California gay marriage ban nears US Supreme Court
Backers of California's same-sex marriage ban say they will appeal to US Supreme Court, opening up the chance of a binding ruling on the issue.
The move comes after a US federal appeal court declined to reconsider its earlier decision striking down the ban.
Gay marriage supporters also welcomed the news.
Last week, another appeal court declared unconstitutional part of a federal law that bans recognition of same-sex marriage.
The timing of both cases means it is possible they will be heard together at the Supreme Court, although new cases are not likely to be heard until October.
Andrew Pugno, a lawyer for the ban's sponsors, said they would "promptly file our appeal to the nation's highest court".
"Our case has entered the final chapter," said Chad Griffin, president of American Foundation for Equal Rights, which is funding the effort to overturn the ban.
Same-sex marriages were briefly legal in California before a statewide referendum in 2008, known as Proposition 8.
The US 9th Circuit Court of Appeals ruled in February that California's "Prop 8" ban discriminated against gays and lesbians by removing an existing right, but limited its decision to California.
Backers had appealed to have their case heard in a wider panel in the appeals court, but were denied.
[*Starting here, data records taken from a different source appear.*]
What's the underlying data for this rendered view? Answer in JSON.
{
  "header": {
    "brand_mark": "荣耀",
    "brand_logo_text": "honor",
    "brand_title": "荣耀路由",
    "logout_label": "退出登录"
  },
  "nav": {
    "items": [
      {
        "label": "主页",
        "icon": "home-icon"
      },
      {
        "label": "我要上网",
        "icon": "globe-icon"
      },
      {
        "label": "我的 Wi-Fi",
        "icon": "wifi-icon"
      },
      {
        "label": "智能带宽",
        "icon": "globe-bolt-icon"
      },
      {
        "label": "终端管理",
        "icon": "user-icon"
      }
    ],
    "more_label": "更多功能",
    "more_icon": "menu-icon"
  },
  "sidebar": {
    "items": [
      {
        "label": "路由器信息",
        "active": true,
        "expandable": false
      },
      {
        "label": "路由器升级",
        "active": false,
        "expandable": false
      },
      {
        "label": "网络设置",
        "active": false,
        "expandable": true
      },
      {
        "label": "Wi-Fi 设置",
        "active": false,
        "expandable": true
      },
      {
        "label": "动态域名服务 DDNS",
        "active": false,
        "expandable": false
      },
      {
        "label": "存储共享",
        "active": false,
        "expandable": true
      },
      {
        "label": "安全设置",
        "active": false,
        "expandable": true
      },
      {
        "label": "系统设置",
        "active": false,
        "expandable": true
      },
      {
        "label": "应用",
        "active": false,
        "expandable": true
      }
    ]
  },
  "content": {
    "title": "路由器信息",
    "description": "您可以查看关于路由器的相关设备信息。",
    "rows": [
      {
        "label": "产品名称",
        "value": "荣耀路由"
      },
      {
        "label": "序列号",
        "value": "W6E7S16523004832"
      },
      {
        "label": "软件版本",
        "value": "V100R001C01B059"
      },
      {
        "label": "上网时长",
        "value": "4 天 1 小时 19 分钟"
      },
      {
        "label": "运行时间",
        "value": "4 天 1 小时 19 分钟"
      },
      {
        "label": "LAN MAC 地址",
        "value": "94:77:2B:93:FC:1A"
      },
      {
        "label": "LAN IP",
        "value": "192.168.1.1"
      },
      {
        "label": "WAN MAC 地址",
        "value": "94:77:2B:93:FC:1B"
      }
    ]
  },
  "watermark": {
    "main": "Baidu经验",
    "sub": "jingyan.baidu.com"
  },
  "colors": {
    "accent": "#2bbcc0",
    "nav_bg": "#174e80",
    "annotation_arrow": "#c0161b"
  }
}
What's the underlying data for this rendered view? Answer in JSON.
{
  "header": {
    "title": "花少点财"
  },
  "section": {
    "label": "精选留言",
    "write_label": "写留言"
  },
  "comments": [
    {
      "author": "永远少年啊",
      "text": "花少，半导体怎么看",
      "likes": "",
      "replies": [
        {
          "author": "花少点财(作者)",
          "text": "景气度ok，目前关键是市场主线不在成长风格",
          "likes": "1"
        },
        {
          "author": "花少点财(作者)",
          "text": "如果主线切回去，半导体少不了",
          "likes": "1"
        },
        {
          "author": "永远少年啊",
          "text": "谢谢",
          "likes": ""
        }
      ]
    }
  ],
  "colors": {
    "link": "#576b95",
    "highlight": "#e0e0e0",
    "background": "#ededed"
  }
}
Same-sex marriage is legal in eight states and the District of Columbia, but has been expressly banned in many other states.